“The law says that for anyone working with DNA improperly there will be criminal fines and potential prosecution,” Belkis Wille, Human Rights Watch’s Kuwait researcher, explained. “But that doesn’t get at the heart of the bigger issues, which are who gets access to the data and why. Judicial oversight is also currently not in the law as it been written.”
In response to a May 2015 ISIS suicide bombing in the country’s capital, the Kuwait National Assembly passed the mandatory DNA collection legislation as a counterterrorism measure that June. Kuwaiti officials told the Kuwait Times that the database would not only solve crimes more quickly in the case of terrorist acts, but also help to identify bodies in natural disasters.
But genetic experts, researchers and civil rights advocates fear that the government might expand the uses of the database beyond its original purpose—a concern known as “function creep.” In response to fears that the database might be used to reveal sensitive information about health or paternity, senior officials said that “the test is not done to diagnose any disease or obtain medical information because such information is part of individuals’ privacy and the law bans access to it.”
Bioethics advocacy organizations like GeneWatch have also raised concerns that DNA databases could be used to track individuals at scenes of protest, especially in regimes where freedom of speech is restricted. “Totalitarian regimes have often tried to build databases on all citizens to develop targets that they’d like to discriminate against,” Wallace said.
Wafa Ben Hassine, a legal analyst and former fellow with the Electronic Frontier Foundation, said the information revealed by DNA could further be “used to discriminate against people who are non-citizens.” In particular, human rights advocates fear that the database could be used to exclude the country’s stateless Bidoon population, which numbers around 100,000. Nationwide DNA testing could be used to establish genealogical markers of ancestry that would exclude Bidoon claims to citizenship. “People are worried this law is being said to fight terrorism, but is actually trying to eliminate as many bids for nationality as possible,” Willes explained.

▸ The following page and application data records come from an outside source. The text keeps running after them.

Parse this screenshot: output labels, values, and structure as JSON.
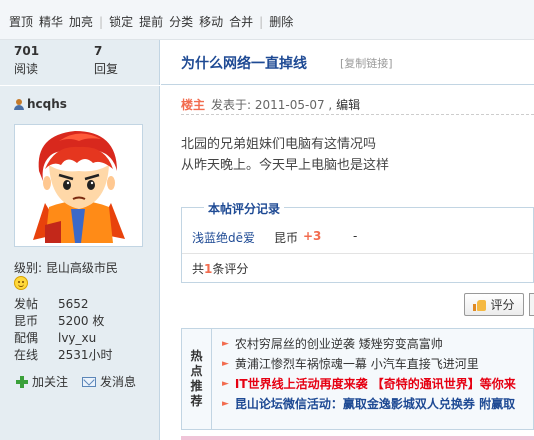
{
  "toolbar": {
    "actions": [
      "置顶",
      "精华",
      "加亮",
      "锁定",
      "提前",
      "分类",
      "移动",
      "合并",
      "删除"
    ]
  },
  "stats": {
    "views": "701",
    "views_label": "阅读",
    "replies": "7",
    "replies_label": "回复"
  },
  "thread": {
    "title": "为什么网络一直掉线",
    "copy_link": "[复制链接]"
  },
  "profile": {
    "username": "hcqhs",
    "rank": "级别: 昆山高级市民",
    "fields": [
      {
        "k": "发帖",
        "v": "5652"
      },
      {
        "k": "昆币",
        "v": "5200 枚"
      },
      {
        "k": "配偶",
        "v": "lvy_xu"
      },
      {
        "k": "在线",
        "v": "2531小时"
      }
    ],
    "follow": "加关注",
    "message": "发消息"
  },
  "post": {
    "floor": "楼主",
    "posted": "发表于: 2011-05-07 , ",
    "edit": "编辑",
    "lines": [
      "北园的兄弟姐妹们电脑有这情况吗",
      "从昨天晚上。今天早上电脑也是这样"
    ]
  },
  "rating": {
    "title": "本帖评分记录",
    "user": "浅蓝绝dē爱",
    "currency": "昆币",
    "value": "+3",
    "reason": "-",
    "sum_prefix": "共",
    "sum_count": "1",
    "sum_suffix": "条评分",
    "button": "评分"
  },
  "hot": {
    "label": [
      "热",
      "点",
      "推",
      "荐"
    ],
    "items": [
      "农村穷屌丝的创业逆袭 矮矬穷变高富帅",
      "黄浦江惨烈车祸惊魂一幕 小汽车直接飞进河里",
      "IT世界线上活动再度来袭 【奇特的通讯世界】等你来",
      "昆山论坛微信活动：赢取金逸影城双人兑换券 附赢取"
    ]
  },
  "colors": {
    "link": "#1e4a94",
    "accent": "#f26c4f",
    "panel": "#e5edf2"
  }
}
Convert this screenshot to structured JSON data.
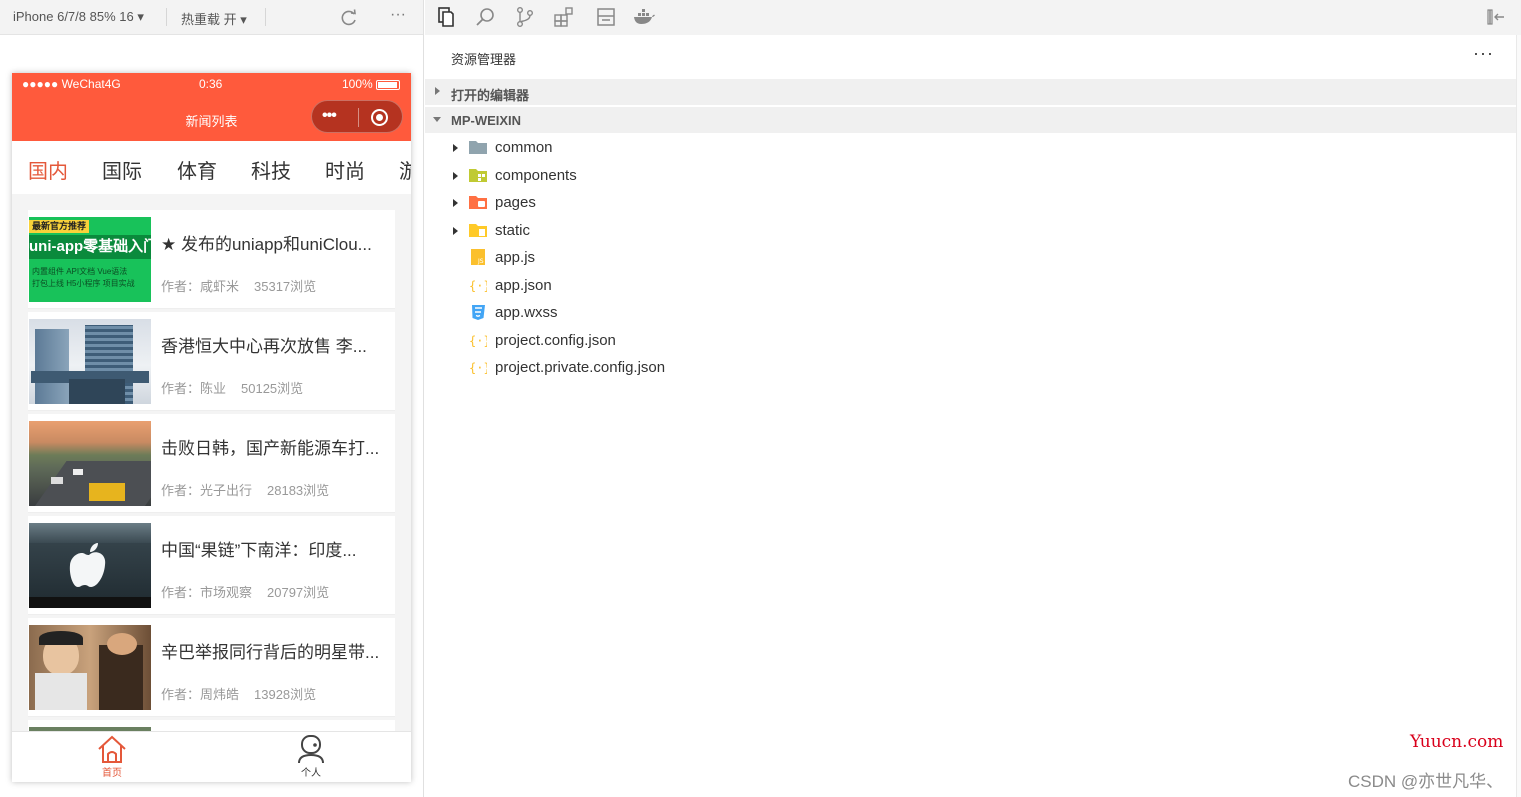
{
  "simulator_toolbar": {
    "device": "iPhone 6/7/8 85% 16 ▾",
    "hot_reload": "热重载 开 ▾",
    "refresh_icon": "refresh-icon",
    "more": "···"
  },
  "phone": {
    "status": {
      "carrier": "●●●●● WeChat4G",
      "time": "0:36",
      "battery": "100%"
    },
    "nav_title": "新闻列表",
    "capsule": {
      "more": "•••",
      "close_icon": "record-icon"
    },
    "tabs": [
      "国内",
      "国际",
      "体育",
      "科技",
      "时尚",
      "游"
    ],
    "active_tab": 0,
    "news": [
      {
        "title": "★ 发布的uniapp和uniClou...",
        "author": "作者：咸虾米",
        "views": "35317浏览",
        "thumb_text_1": "最新官方推荐",
        "thumb_text_2": "uni-app零基础入门",
        "thumb_text_3": "内置组件  API文档  Vue语法",
        "thumb_text_4": "打包上线  H5小程序  项目实战"
      },
      {
        "title": "香港恒大中心再次放售 李...",
        "author": "作者：陈业",
        "views": "50125浏览"
      },
      {
        "title": "击败日韩，国产新能源车打...",
        "author": "作者：光子出行",
        "views": "28183浏览"
      },
      {
        "title": "中国“果链”下南洋：印度...",
        "author": "作者：市场观察",
        "views": "20797浏览"
      },
      {
        "title": "辛巴举报同行背后的明星带...",
        "author": "作者：周炜皓",
        "views": "13928浏览"
      }
    ],
    "tabbar": [
      {
        "label": "首页",
        "icon": "home-icon",
        "active": true
      },
      {
        "label": "个人",
        "icon": "user-icon",
        "active": false
      }
    ],
    "colors": {
      "theme": "#ff5a3c",
      "active_tab": "#e4583a"
    }
  },
  "explorer": {
    "activity_icons": [
      "files-icon",
      "search-icon",
      "source-control-icon",
      "extensions-icon",
      "panel-icon",
      "docker-icon"
    ],
    "collapse_icon": "collapse-panel-icon",
    "title": "资源管理器",
    "more": "···",
    "open_editors": "打开的编辑器",
    "project": "MP-WEIXIN",
    "tree": [
      {
        "name": "common",
        "type": "folder",
        "icon": "folder-icon"
      },
      {
        "name": "components",
        "type": "folder",
        "icon": "folder-components-icon"
      },
      {
        "name": "pages",
        "type": "folder",
        "icon": "folder-pages-icon"
      },
      {
        "name": "static",
        "type": "folder",
        "icon": "folder-static-icon"
      },
      {
        "name": "app.js",
        "type": "file",
        "icon": "js-file-icon"
      },
      {
        "name": "app.json",
        "type": "file",
        "icon": "json-file-icon"
      },
      {
        "name": "app.wxss",
        "type": "file",
        "icon": "css-file-icon"
      },
      {
        "name": "project.config.json",
        "type": "file",
        "icon": "json-file-icon"
      },
      {
        "name": "project.private.config.json",
        "type": "file",
        "icon": "json-file-icon"
      }
    ]
  },
  "watermarks": {
    "yuucn": "Yuucn.com",
    "csdn": "CSDN @亦世凡华、"
  }
}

The unprecedented scope of Kuwait’s plans, however, may make their implementation difficult. As databases increase in size, so do the potentials for false matches. Massive databases may actually prove less efficient in the case of terrorism, by increasing the amount of time spent on an investigation and possibly resulting in miscarriages of justice, according to Wallace.
Building such a massive database also takes time. Willes said that it appears “unlikely” that the program will be implemented in the summer timeframe suggested by authorities.
When Humans Rights Watch officials met with Kuwaiti officials in February, delegates from Kuwait had just returned from Washington where they had discussed managing their database with the FBI, Willes said. “The result of that trip,” she said, “was U.S. officials telling this Kuwaiti delegation they had no idea how you would manage something like this on a national level.”
The U.S. government has no doubt set an example: the FBI currently houses the world’s largest biometric database, storing DNA, fingerprints and other identifiers from a range of criminal and civilian settings. The U.S. also collects biometric information from travelers at national and international customs, which can be shared across federal and state law enforcement agencies.
Kuwaiti officials, who did not respond to repeated requests for comment, told the Kuwait Times in January that their database would be “at par” with those in the U.S. and the U.K. If all goes as planned, they may even exceed the FBI’s capacious precedent.
Ava Kofman is a journalist based in Brooklyn, whose reporting on technology has appeared in The Atlantic, The Intercept, The Nation, and elsewhere. Follow her on twitter: @eyywa.